== Segment start ==

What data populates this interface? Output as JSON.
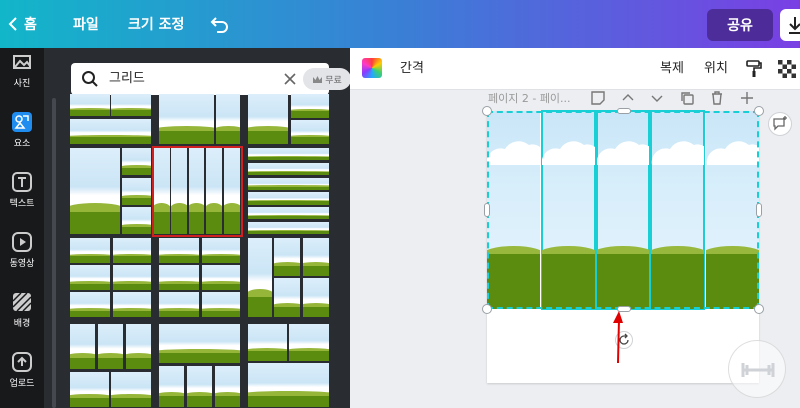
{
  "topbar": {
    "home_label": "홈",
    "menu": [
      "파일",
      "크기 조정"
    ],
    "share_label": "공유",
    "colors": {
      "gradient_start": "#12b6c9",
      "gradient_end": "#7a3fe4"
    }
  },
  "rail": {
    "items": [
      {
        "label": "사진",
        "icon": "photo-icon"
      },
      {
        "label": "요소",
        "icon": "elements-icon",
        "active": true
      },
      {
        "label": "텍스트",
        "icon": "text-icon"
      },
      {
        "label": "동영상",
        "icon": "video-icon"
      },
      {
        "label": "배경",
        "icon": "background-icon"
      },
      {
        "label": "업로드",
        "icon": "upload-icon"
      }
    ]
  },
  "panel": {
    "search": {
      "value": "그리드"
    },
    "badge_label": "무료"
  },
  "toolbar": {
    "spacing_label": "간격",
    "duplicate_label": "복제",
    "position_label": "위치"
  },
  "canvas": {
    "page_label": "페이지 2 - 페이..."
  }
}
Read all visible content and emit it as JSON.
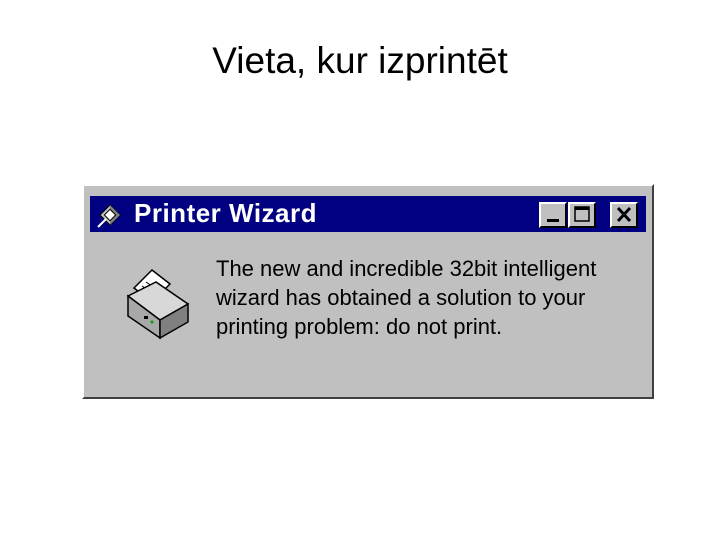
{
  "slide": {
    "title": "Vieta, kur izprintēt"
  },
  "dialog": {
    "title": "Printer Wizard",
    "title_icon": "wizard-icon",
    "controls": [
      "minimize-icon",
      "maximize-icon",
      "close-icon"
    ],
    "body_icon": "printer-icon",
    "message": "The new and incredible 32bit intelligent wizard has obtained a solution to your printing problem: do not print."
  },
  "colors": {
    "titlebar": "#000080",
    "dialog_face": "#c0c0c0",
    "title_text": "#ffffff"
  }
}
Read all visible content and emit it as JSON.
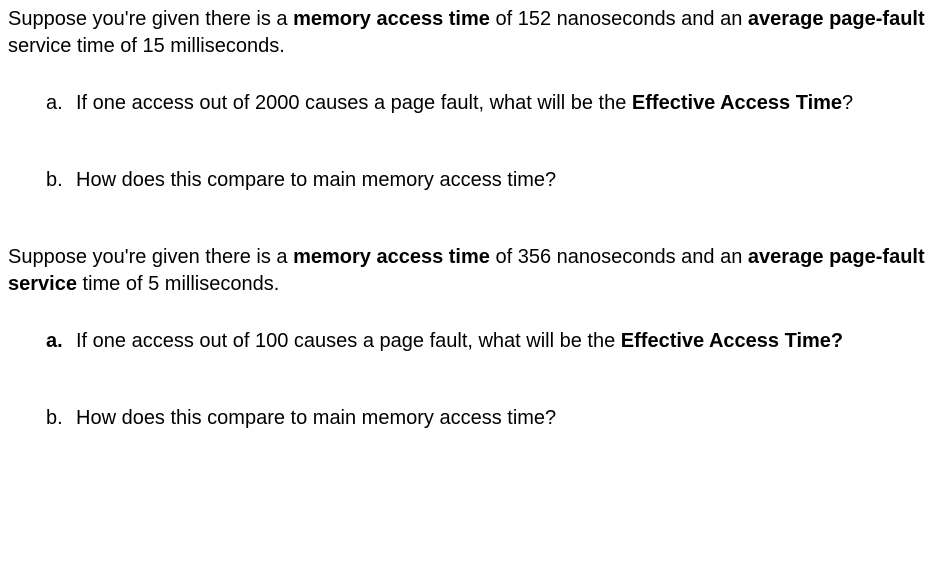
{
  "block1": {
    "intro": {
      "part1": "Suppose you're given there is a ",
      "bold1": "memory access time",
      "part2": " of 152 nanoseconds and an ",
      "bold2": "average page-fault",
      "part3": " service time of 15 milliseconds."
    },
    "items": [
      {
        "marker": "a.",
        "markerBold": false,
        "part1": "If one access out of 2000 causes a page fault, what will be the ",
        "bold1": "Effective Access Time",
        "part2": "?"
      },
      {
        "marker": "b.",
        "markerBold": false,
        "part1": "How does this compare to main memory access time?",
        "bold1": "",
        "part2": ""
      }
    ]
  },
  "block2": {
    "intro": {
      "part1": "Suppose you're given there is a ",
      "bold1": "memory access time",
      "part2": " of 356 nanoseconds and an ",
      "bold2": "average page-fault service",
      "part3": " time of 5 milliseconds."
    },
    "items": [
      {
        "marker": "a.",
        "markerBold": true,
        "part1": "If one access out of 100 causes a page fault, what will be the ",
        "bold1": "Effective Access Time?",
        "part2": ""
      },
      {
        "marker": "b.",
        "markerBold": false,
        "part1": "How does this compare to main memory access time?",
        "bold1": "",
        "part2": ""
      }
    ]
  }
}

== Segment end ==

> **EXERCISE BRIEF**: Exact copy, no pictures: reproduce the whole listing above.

> **TASK RESULT**:
What data populates this interface? Output as JSON.
{
  "topbar": {
    "home_label": "홈",
    "menu": [
      "파일",
      "크기 조정"
    ],
    "share_label": "공유",
    "colors": {
      "gradient_start": "#12b6c9",
      "gradient_end": "#7a3fe4"
    }
  },
  "rail": {
    "items": [
      {
        "label": "사진",
        "icon": "photo-icon"
      },
      {
        "label": "요소",
        "icon": "elements-icon",
        "active": true
      },
      {
        "label": "텍스트",
        "icon": "text-icon"
      },
      {
        "label": "동영상",
        "icon": "video-icon"
      },
      {
        "label": "배경",
        "icon": "background-icon"
      },
      {
        "label": "업로드",
        "icon": "upload-icon"
      }
    ]
  },
  "panel": {
    "search": {
      "value": "그리드"
    },
    "badge_label": "무료"
  },
  "toolbar": {
    "spacing_label": "간격",
    "duplicate_label": "복제",
    "position_label": "위치"
  },
  "canvas": {
    "page_label": "페이지 2 - 페이..."
  }
}
Read all visible content and emit it as JSON.
{
  "slide": {
    "title": "Vieta, kur izprintēt"
  },
  "dialog": {
    "title": "Printer Wizard",
    "title_icon": "wizard-icon",
    "controls": [
      "minimize-icon",
      "maximize-icon",
      "close-icon"
    ],
    "body_icon": "printer-icon",
    "message": "The new and incredible 32bit intelligent wizard has obtained a solution to your printing problem: do not print."
  },
  "colors": {
    "titlebar": "#000080",
    "dialog_face": "#c0c0c0",
    "title_text": "#ffffff"
  }
}
Read all visible content and emit it as JSON.
{
  "block1": {
    "intro": {
      "part1": "Suppose you're given there is a ",
      "bold1": "memory access time",
      "part2": " of 152 nanoseconds and an ",
      "bold2": "average page-fault",
      "part3": " service time of 15 milliseconds."
    },
    "items": [
      {
        "marker": "a.",
        "markerBold": false,
        "part1": "If one access out of 2000 causes a page fault, what will be the ",
        "bold1": "Effective Access Time",
        "part2": "?"
      },
      {
        "marker": "b.",
        "markerBold": false,
        "part1": "How does this compare to main memory access time?",
        "bold1": "",
        "part2": ""
      }
    ]
  },
  "block2": {
    "intro": {
      "part1": "Suppose you're given there is a ",
      "bold1": "memory access time",
      "part2": " of 356 nanoseconds and an ",
      "bold2": "average page-fault service",
      "part3": " time of 5 milliseconds."
    },
    "items": [
      {
        "marker": "a.",
        "markerBold": true,
        "part1": "If one access out of 100 causes a page fault, what will be the ",
        "bold1": "Effective Access Time?",
        "part2": ""
      },
      {
        "marker": "b.",
        "markerBold": false,
        "part1": "How does this compare to main memory access time?",
        "bold1": "",
        "part2": ""
      }
    ]
  }
}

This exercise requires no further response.